## EXERCISE
Go through the records, and copy each line in which the string "JSON" is present.
*** Block opens ***
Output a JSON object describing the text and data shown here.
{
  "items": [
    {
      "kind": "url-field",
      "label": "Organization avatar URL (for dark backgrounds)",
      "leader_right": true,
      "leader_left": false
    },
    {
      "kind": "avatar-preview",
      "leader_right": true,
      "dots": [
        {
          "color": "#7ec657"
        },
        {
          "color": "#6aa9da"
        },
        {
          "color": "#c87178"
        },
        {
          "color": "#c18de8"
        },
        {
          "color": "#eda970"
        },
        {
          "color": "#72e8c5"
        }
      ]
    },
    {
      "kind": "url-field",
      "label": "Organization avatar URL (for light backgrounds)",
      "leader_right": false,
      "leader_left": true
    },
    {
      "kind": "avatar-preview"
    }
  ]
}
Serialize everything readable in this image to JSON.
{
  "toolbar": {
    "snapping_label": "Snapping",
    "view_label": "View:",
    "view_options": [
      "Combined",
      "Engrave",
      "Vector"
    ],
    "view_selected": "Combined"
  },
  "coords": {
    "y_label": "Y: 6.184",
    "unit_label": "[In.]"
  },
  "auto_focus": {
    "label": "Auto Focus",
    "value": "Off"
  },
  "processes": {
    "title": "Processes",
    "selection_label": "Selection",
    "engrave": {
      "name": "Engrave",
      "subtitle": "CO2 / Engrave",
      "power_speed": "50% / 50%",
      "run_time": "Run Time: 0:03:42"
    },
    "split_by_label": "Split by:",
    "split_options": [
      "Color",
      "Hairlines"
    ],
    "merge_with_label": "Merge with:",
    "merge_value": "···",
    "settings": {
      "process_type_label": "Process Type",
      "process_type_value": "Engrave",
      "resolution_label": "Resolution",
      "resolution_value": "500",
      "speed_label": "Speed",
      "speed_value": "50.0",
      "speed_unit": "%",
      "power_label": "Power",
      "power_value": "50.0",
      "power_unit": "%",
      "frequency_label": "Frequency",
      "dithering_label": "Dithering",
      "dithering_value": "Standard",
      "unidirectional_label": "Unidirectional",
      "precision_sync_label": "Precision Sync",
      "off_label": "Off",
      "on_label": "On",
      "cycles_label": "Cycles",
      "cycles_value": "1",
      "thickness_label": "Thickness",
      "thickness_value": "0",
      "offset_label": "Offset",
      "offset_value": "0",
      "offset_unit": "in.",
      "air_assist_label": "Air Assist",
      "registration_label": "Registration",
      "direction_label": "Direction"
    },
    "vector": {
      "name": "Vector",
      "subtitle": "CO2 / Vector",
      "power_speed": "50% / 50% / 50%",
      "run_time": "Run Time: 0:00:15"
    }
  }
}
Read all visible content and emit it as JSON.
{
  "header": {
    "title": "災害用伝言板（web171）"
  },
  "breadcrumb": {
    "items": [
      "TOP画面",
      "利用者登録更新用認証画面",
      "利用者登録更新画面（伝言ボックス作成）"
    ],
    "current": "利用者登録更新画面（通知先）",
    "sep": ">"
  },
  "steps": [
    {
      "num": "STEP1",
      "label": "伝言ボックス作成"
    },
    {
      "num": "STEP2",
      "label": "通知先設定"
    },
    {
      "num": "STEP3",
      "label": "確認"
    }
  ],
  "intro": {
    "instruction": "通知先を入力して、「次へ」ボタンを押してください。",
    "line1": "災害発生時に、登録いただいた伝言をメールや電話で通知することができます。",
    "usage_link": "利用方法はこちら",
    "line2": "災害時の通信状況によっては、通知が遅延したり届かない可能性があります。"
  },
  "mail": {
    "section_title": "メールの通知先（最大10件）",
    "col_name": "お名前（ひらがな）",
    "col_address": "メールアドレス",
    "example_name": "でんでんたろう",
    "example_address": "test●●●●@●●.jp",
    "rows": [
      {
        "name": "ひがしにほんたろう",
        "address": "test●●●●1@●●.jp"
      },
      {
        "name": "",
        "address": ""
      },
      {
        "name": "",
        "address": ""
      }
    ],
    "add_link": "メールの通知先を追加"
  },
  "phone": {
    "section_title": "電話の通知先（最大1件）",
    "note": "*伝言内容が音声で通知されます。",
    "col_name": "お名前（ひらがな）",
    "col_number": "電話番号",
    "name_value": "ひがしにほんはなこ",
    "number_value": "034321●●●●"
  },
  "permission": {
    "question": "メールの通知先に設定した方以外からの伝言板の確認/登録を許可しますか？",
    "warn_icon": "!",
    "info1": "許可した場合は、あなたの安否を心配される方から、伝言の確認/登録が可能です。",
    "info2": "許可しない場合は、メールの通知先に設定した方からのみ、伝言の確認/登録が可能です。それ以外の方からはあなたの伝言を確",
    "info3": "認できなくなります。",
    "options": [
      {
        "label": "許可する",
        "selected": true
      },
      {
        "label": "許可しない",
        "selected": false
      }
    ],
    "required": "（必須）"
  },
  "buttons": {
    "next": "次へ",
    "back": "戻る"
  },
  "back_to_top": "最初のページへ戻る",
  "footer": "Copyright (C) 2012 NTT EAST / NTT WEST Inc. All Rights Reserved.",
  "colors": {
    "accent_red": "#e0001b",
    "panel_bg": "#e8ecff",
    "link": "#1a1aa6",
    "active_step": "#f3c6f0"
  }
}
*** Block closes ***
## RESULT BELOW
Output a JSON object describing the text and data shown here.
Serialize everything readable in this image to JSON.
Read all visible content and emit it as JSON.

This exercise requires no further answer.